Butterfly and Native Plant Resources and Images

I appreciate everyone who is giving monarchs and other butterflies a helping hand, and I want to support them however I can. One way to do that is by sharing resources I’ve created and photos I’ve taken.

For example, I managed to photograph a monarch laying eggs in our backyard in 2006, and the amazing transformations that occurred from egg to caterpillar to chrysalis and finally to a new adult.

I’ve recently added a web page with butterfly and native plant resources for educators and anyone interested in butterflies. It includes:

  • Monarch life cycle
  • How to create a Monarch Way Station
  • 25 Kentucky native plants – for beginners who want to attract butterflies

In addition to the PDFs, photos on my website may be downloaded for educational purposes. If you need higher resolution images for printing, please contact me.

“Great things are done by a series of small things brought together.”
Van Gogh

Small “tigers” in the backyard

I continue to be intrigued by our backyard moths.

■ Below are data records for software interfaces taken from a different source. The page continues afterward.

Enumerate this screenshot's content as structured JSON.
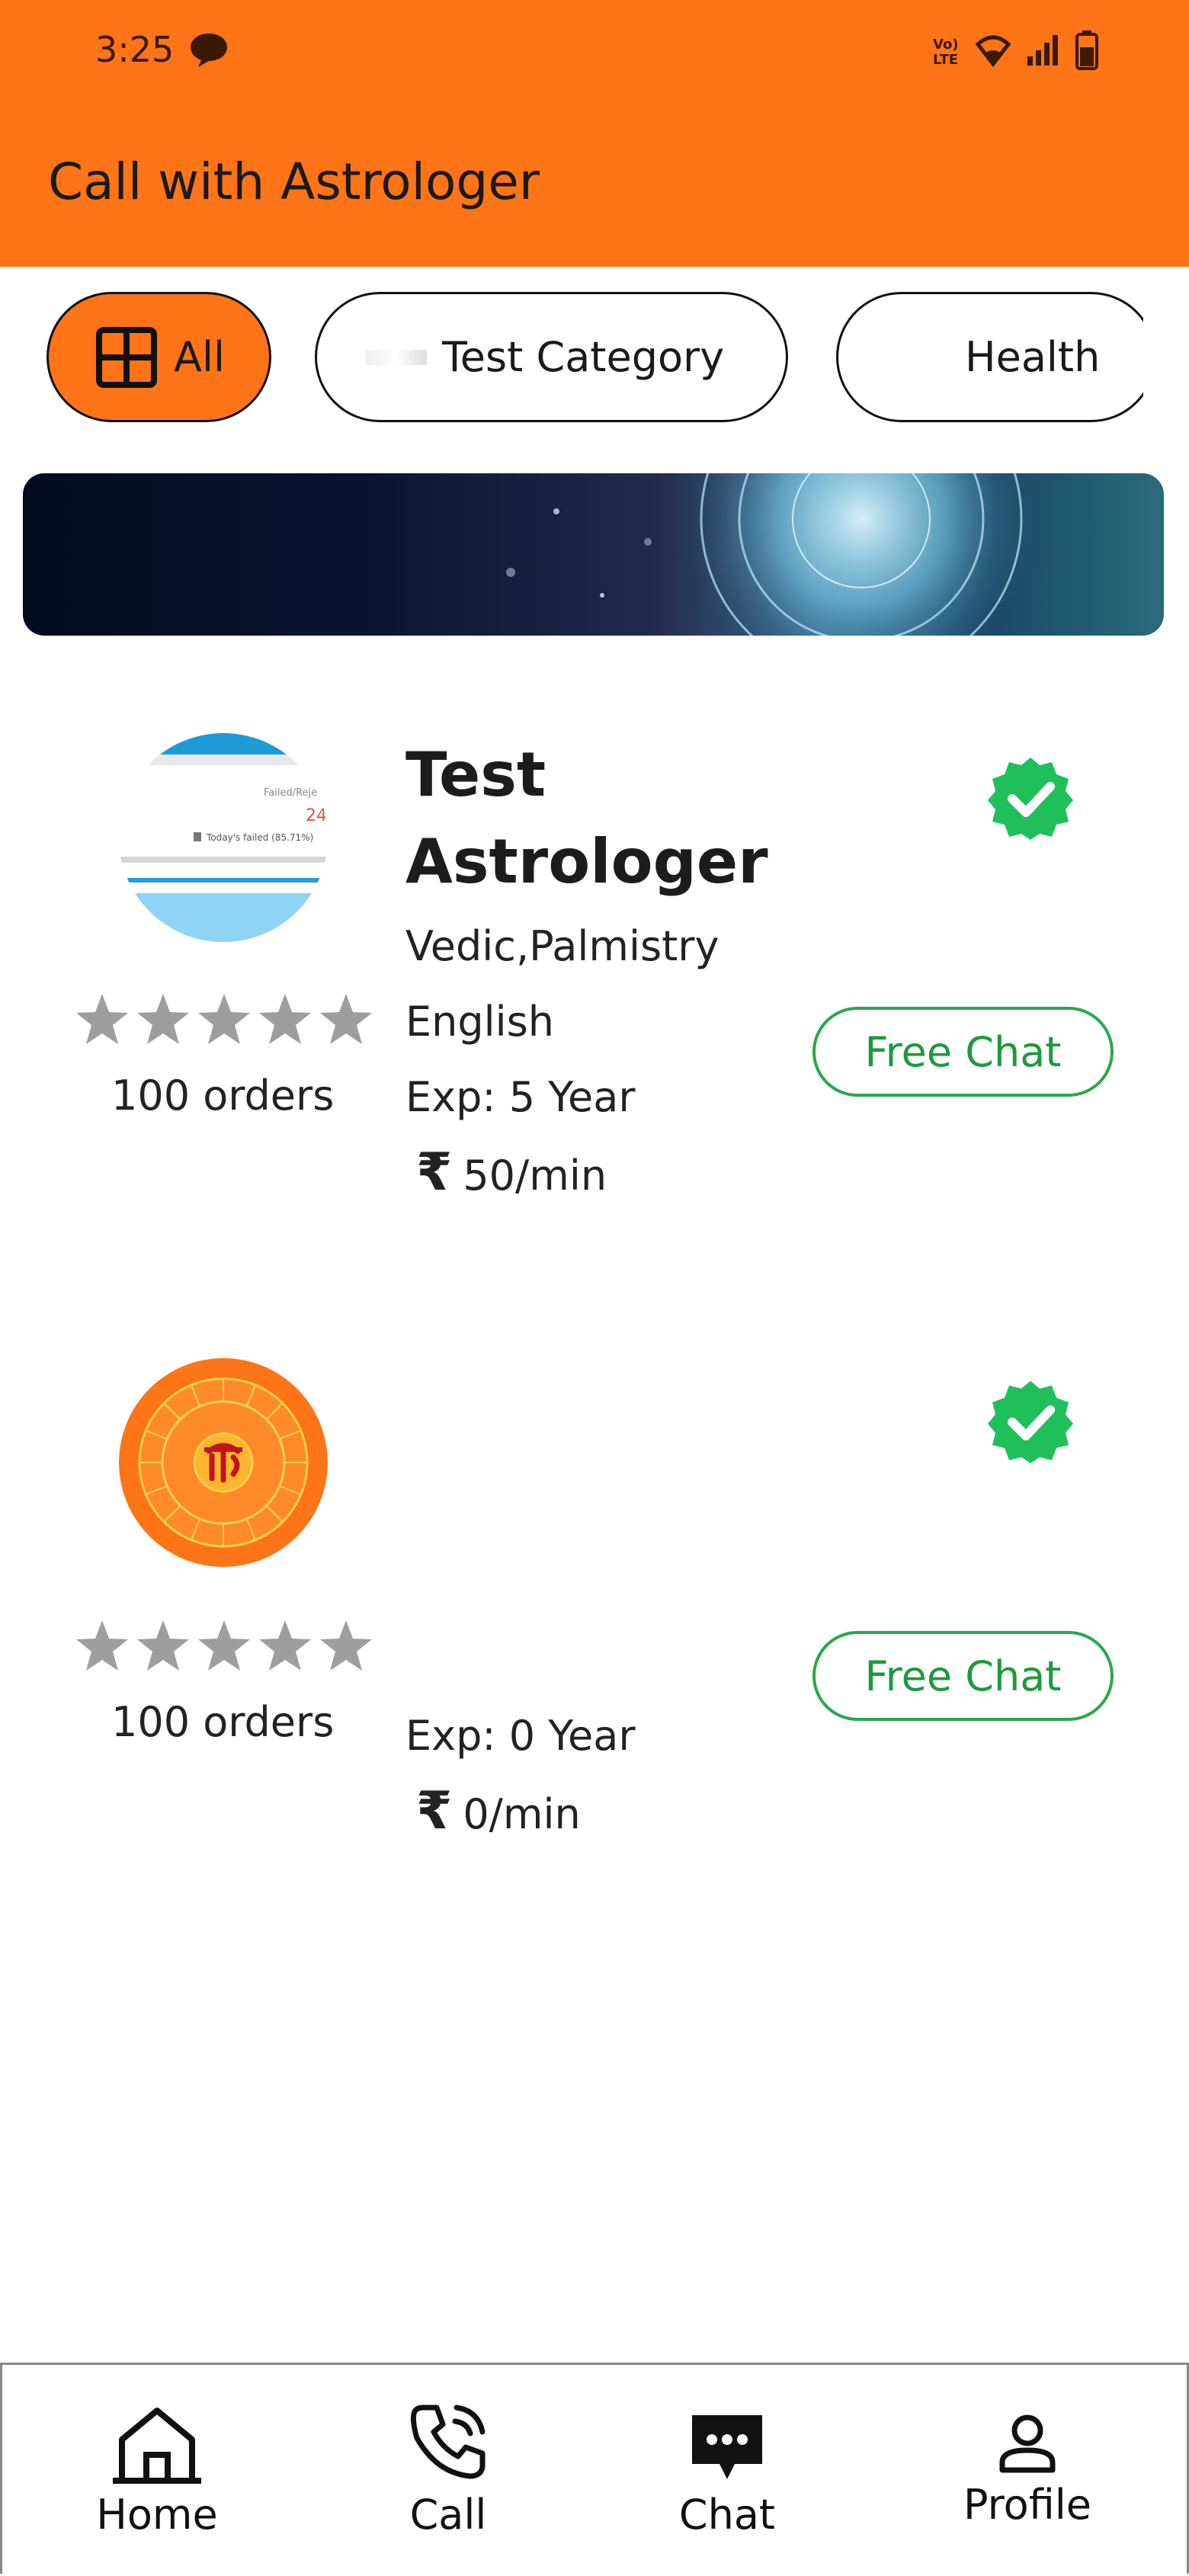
{
  "status_bar": {
    "time": "3:25",
    "icons": [
      "message-icon",
      "volte-icon",
      "wifi-icon",
      "signal-icon",
      "battery-icon"
    ]
  },
  "app_bar": {
    "title": "Call with Astrologer"
  },
  "categories": [
    {
      "label": "All",
      "icon": "grid-icon",
      "selected": true
    },
    {
      "label": "Test Category",
      "selected": false
    },
    {
      "label": "Health",
      "selected": false
    }
  ],
  "astrologers": [
    {
      "name": "Test Astrologer",
      "skills": "Vedic,Palmistry",
      "language": "English",
      "experience": "Exp: 5 Year",
      "price": "50/min",
      "orders": "100 orders",
      "rating": 0,
      "verified": true,
      "action": "Free Chat"
    },
    {
      "name": "",
      "skills": "",
      "language": "",
      "experience": "Exp: 0 Year",
      "price": "0/min",
      "orders": "100 orders",
      "rating": 0,
      "verified": true,
      "action": "Free Chat"
    }
  ],
  "currency_symbol": "₹",
  "bottom_nav": [
    {
      "label": "Home",
      "icon": "home-icon"
    },
    {
      "label": "Call",
      "icon": "phone-icon"
    },
    {
      "label": "Chat",
      "icon": "chat-icon"
    },
    {
      "label": "Profile",
      "icon": "profile-icon"
    }
  ],
  "colors": {
    "accent": "#ff7417",
    "verified": "#1fc05a",
    "free_chat": "#2aa84a",
    "star": "#9e9e9e"
  }
}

I’m now seeing several of these small (about one inch) TIger Moths (Apantesis phalerata or A. nais) near an outside light at night.

Small tiger moth

I was surprised to see this one during the day on a Royal Catchfly (Silene regia) bud, and delighted when it spread its forewings and allowed me to see the colorful hindwings. Continue reading “Small “tigers” in the backyard”

Monarch Waystation Garden Tour – a huge success!

What a great day! We had beautiful weather and ten beautiful Monarch Waystations. 250 people bought tickets, and everyone seemed to thoroughly enjoy the tour.

I was delighted to see this female monarch in our backyard yesterday nectaring on blazing stars (Liatris) and then laying an egg on our common milkweed. It was almost as though she was saying ‘thank you’!

Monarch nectaring on Blazing Starmonarch-nectaring on-blazing-starI appreciate the efforts of everyone involved, including Beate Popkin, president of the Lexington Chapter of Wild Ones, the board members, the Monarch Waystation Tour committee, and 45 volunteers who made it run so smoothly.

I had fun, and I’ve heard similar feedback from the other garden owners. We appreciated the opportunity to share our gardens with other folks who are genuinely interested in learning more about how to help Monarchs and other pollinators. Thanks to all!

Garden tour of Lexington Monarch Waystations

SATURDAY, JULY 11, 2015 –  10 to 5 – rain or shine
Includes 10 Lexington gardens
Tickets $10 – available at each of the following certified Monarch Waystations

Come and see how these gardeners have incorporated native plants into their landscapes to help Monarchs and other pollinators.

  1. 232 Castlewood Drive (Google map)
  2. Wild Ones’ Pollinator Garden @ Wellington Park (Google map)
  3. 224 Leawood DriveThis is our yard. I hope you’ll stop by to take a look and say hello. (Google map)
  4. St. Michael’s Church, 2025 Bellefonte Drive – please park on Libby Lane (Google map)
  5. 4 Richmond Avenue (Google map)
  6. Cardinal Hill Hospital, 2050 Versailles Road – please enter from Mason Headley Road (Google map)
  7. 124 Idle Hour Drive (Google map)
  8. Klausing Group, 1356 Cahill Drive (Google map)
  9. 571 Mitchell Avenue (Google map)
  10. 1721 Gettysburg Road (Google map)

For tour garden descriptions, visit the Lexington Wild Ones website.

I’d appreciate you sharing this with anyone else who might be interested.